- EXERCISE MATERIAL -

○ ○ ○

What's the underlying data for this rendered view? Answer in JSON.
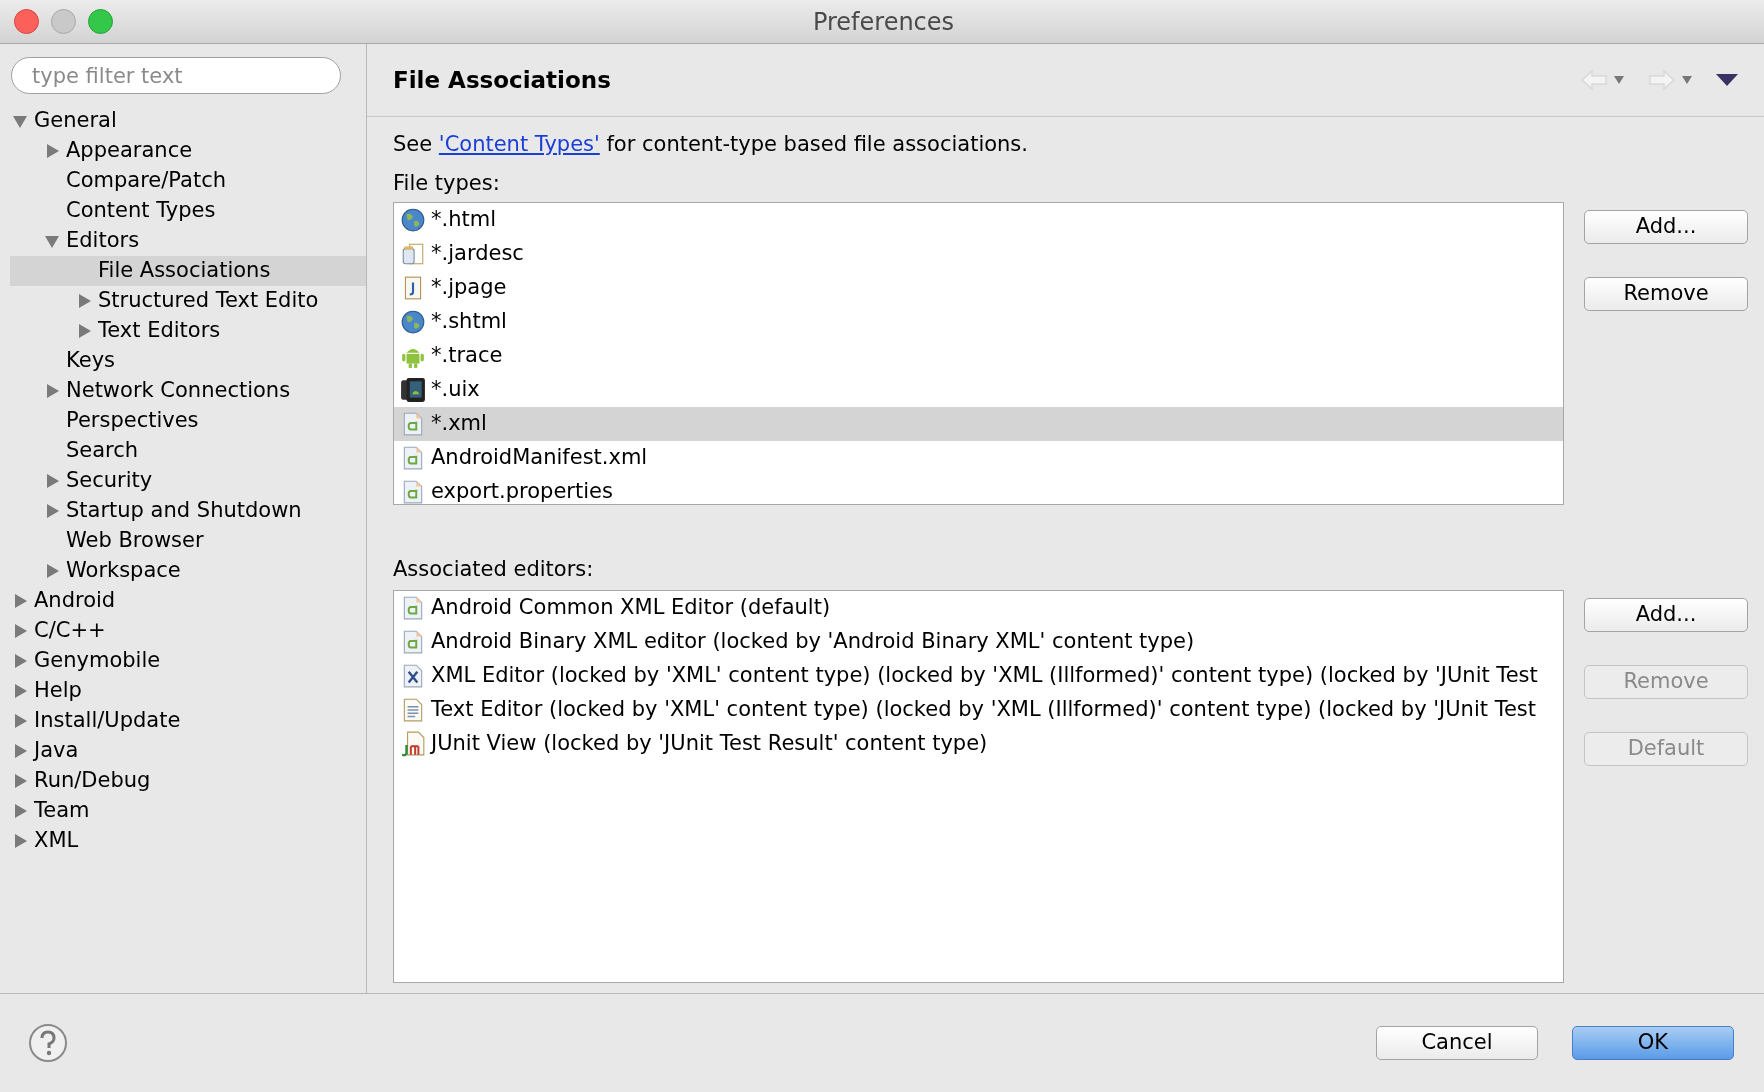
{
  "window": {
    "title": "Preferences"
  },
  "sidebar": {
    "filter": {
      "placeholder": "type filter text"
    },
    "tree": [
      {
        "label": "General",
        "kind": "branch",
        "expanded": true,
        "selected": false,
        "children": [
          {
            "label": "Appearance",
            "kind": "branch",
            "expanded": false,
            "selected": false
          },
          {
            "label": "Compare/Patch",
            "kind": "leaf",
            "selected": false
          },
          {
            "label": "Content Types",
            "kind": "leaf",
            "selected": false
          },
          {
            "label": "Editors",
            "kind": "branch",
            "expanded": true,
            "selected": false,
            "children": [
              {
                "label": "File Associations",
                "kind": "leaf",
                "selected": true
              },
              {
                "label": "Structured Text Edito",
                "kind": "branch",
                "expanded": false,
                "selected": false
              },
              {
                "label": "Text Editors",
                "kind": "branch",
                "expanded": false,
                "selected": false
              }
            ]
          },
          {
            "label": "Keys",
            "kind": "leaf",
            "selected": false
          },
          {
            "label": "Network Connections",
            "kind": "branch",
            "expanded": false,
            "selected": false
          },
          {
            "label": "Perspectives",
            "kind": "leaf",
            "selected": false
          },
          {
            "label": "Search",
            "kind": "leaf",
            "selected": false
          },
          {
            "label": "Security",
            "kind": "branch",
            "expanded": false,
            "selected": false
          },
          {
            "label": "Startup and Shutdown",
            "kind": "branch",
            "expanded": false,
            "selected": false
          },
          {
            "label": "Web Browser",
            "kind": "leaf",
            "selected": false
          },
          {
            "label": "Workspace",
            "kind": "branch",
            "expanded": false,
            "selected": false
          }
        ]
      },
      {
        "label": "Android",
        "kind": "branch",
        "expanded": false,
        "selected": false
      },
      {
        "label": "C/C++",
        "kind": "branch",
        "expanded": false,
        "selected": false
      },
      {
        "label": "Genymobile",
        "kind": "branch",
        "expanded": false,
        "selected": false
      },
      {
        "label": "Help",
        "kind": "branch",
        "expanded": false,
        "selected": false
      },
      {
        "label": "Install/Update",
        "kind": "branch",
        "expanded": false,
        "selected": false
      },
      {
        "label": "Java",
        "kind": "branch",
        "expanded": false,
        "selected": false
      },
      {
        "label": "Run/Debug",
        "kind": "branch",
        "expanded": false,
        "selected": false
      },
      {
        "label": "Team",
        "kind": "branch",
        "expanded": false,
        "selected": false
      },
      {
        "label": "XML",
        "kind": "branch",
        "expanded": false,
        "selected": false
      }
    ]
  },
  "page": {
    "title": "File Associations",
    "intro": {
      "before": "See ",
      "link": "'Content Types'",
      "after": " for content-type based file associations."
    },
    "file_types": {
      "label": "File types:",
      "items": [
        {
          "name": "*.html",
          "kind": "web",
          "selected": false
        },
        {
          "name": "*.jardesc",
          "kind": "jar",
          "selected": false
        },
        {
          "name": "*.jpage",
          "kind": "java-page",
          "selected": false
        },
        {
          "name": "*.shtml",
          "kind": "web",
          "selected": false
        },
        {
          "name": "*.trace",
          "kind": "android",
          "selected": false
        },
        {
          "name": "*.uix",
          "kind": "device",
          "selected": false
        },
        {
          "name": "*.xml",
          "kind": "android-xml",
          "selected": true
        },
        {
          "name": "AndroidManifest.xml",
          "kind": "android-xml",
          "selected": false
        },
        {
          "name": "export.properties",
          "kind": "android-xml",
          "selected": false
        }
      ],
      "buttons": [
        {
          "label": "Add...",
          "disabled": false
        },
        {
          "label": "Remove",
          "disabled": false
        }
      ]
    },
    "editors": {
      "label": "Associated editors:",
      "items": [
        {
          "name": "Android Common XML Editor (default)",
          "kind": "android-xml"
        },
        {
          "name": "Android Binary XML editor (locked by 'Android Binary XML' content type)",
          "kind": "android-xml"
        },
        {
          "name": "XML Editor (locked by 'XML' content type) (locked by 'XML (Illformed)' content type) (locked by 'JUnit Test",
          "kind": "xml"
        },
        {
          "name": "Text Editor (locked by 'XML' content type) (locked by 'XML (Illformed)' content type) (locked by 'JUnit Test",
          "kind": "text"
        },
        {
          "name": "JUnit View (locked by 'JUnit Test Result' content type)",
          "kind": "junit"
        }
      ],
      "buttons": [
        {
          "label": "Add...",
          "disabled": false
        },
        {
          "label": "Remove",
          "disabled": true
        },
        {
          "label": "Default",
          "disabled": true
        }
      ]
    }
  },
  "footer": {
    "buttons": [
      {
        "label": "Cancel",
        "kind": "normal"
      },
      {
        "label": "OK",
        "kind": "default"
      }
    ]
  }
}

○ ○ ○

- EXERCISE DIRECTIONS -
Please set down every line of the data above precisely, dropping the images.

- TASK RESULT -
What's the underlying data for this rendered view? Answer in JSON.
{
  "window": {
    "title": "Preferences"
  },
  "sidebar": {
    "filter": {
      "placeholder": "type filter text"
    },
    "tree": [
      {
        "label": "General",
        "kind": "branch",
        "expanded": true,
        "selected": false,
        "children": [
          {
            "label": "Appearance",
            "kind": "branch",
            "expanded": false,
            "selected": false
          },
          {
            "label": "Compare/Patch",
            "kind": "leaf",
            "selected": false
          },
          {
            "label": "Content Types",
            "kind": "leaf",
            "selected": false
          },
          {
            "label": "Editors",
            "kind": "branch",
            "expanded": true,
            "selected": false,
            "children": [
              {
                "label": "File Associations",
                "kind": "leaf",
                "selected": true
              },
              {
                "label": "Structured Text Edito",
                "kind": "branch",
                "expanded": false,
                "selected": false
              },
              {
                "label": "Text Editors",
                "kind": "branch",
                "expanded": false,
                "selected": false
              }
            ]
          },
          {
            "label": "Keys",
            "kind": "leaf",
            "selected": false
          },
          {
            "label": "Network Connections",
            "kind": "branch",
            "expanded": false,
            "selected": false
          },
          {
            "label": "Perspectives",
            "kind": "leaf",
            "selected": false
          },
          {
            "label": "Search",
            "kind": "leaf",
            "selected": false
          },
          {
            "label": "Security",
            "kind": "branch",
            "expanded": false,
            "selected": false
          },
          {
            "label": "Startup and Shutdown",
            "kind": "branch",
            "expanded": false,
            "selected": false
          },
          {
            "label": "Web Browser",
            "kind": "leaf",
            "selected": false
          },
          {
            "label": "Workspace",
            "kind": "branch",
            "expanded": false,
            "selected": false
          }
        ]
      },
      {
        "label": "Android",
        "kind": "branch",
        "expanded": false,
        "selected": false
      },
      {
        "label": "C/C++",
        "kind": "branch",
        "expanded": false,
        "selected": false
      },
      {
        "label": "Genymobile",
        "kind": "branch",
        "expanded": false,
        "selected": false
      },
      {
        "label": "Help",
        "kind": "branch",
        "expanded": false,
        "selected": false
      },
      {
        "label": "Install/Update",
        "kind": "branch",
        "expanded": false,
        "selected": false
      },
      {
        "label": "Java",
        "kind": "branch",
        "expanded": false,
        "selected": false
      },
      {
        "label": "Run/Debug",
        "kind": "branch",
        "expanded": false,
        "selected": false
      },
      {
        "label": "Team",
        "kind": "branch",
        "expanded": false,
        "selected": false
      },
      {
        "label": "XML",
        "kind": "branch",
        "expanded": false,
        "selected": false
      }
    ]
  },
  "page": {
    "title": "File Associations",
    "intro": {
      "before": "See ",
      "link": "'Content Types'",
      "after": " for content-type based file associations."
    },
    "file_types": {
      "label": "File types:",
      "items": [
        {
          "name": "*.html",
          "kind": "web",
          "selected": false
        },
        {
          "name": "*.jardesc",
          "kind": "jar",
          "selected": false
        },
        {
          "name": "*.jpage",
          "kind": "java-page",
          "selected": false
        },
        {
          "name": "*.shtml",
          "kind": "web",
          "selected": false
        },
        {
          "name": "*.trace",
          "kind": "android",
          "selected": false
        },
        {
          "name": "*.uix",
          "kind": "device",
          "selected": false
        },
        {
          "name": "*.xml",
          "kind": "android-xml",
          "selected": true
        },
        {
          "name": "AndroidManifest.xml",
          "kind": "android-xml",
          "selected": false
        },
        {
          "name": "export.properties",
          "kind": "android-xml",
          "selected": false
        }
      ],
      "buttons": [
        {
          "label": "Add...",
          "disabled": false
        },
        {
          "label": "Remove",
          "disabled": false
        }
      ]
    },
    "editors": {
      "label": "Associated editors:",
      "items": [
        {
          "name": "Android Common XML Editor (default)",
          "kind": "android-xml"
        },
        {
          "name": "Android Binary XML editor (locked by 'Android Binary XML' content type)",
          "kind": "android-xml"
        },
        {
          "name": "XML Editor (locked by 'XML' content type) (locked by 'XML (Illformed)' content type) (locked by 'JUnit Test",
          "kind": "xml"
        },
        {
          "name": "Text Editor (locked by 'XML' content type) (locked by 'XML (Illformed)' content type) (locked by 'JUnit Test",
          "kind": "text"
        },
        {
          "name": "JUnit View (locked by 'JUnit Test Result' content type)",
          "kind": "junit"
        }
      ],
      "buttons": [
        {
          "label": "Add...",
          "disabled": false
        },
        {
          "label": "Remove",
          "disabled": true
        },
        {
          "label": "Default",
          "disabled": true
        }
      ]
    }
  },
  "footer": {
    "buttons": [
      {
        "label": "Cancel",
        "kind": "normal"
      },
      {
        "label": "OK",
        "kind": "default"
      }
    ]
  }
}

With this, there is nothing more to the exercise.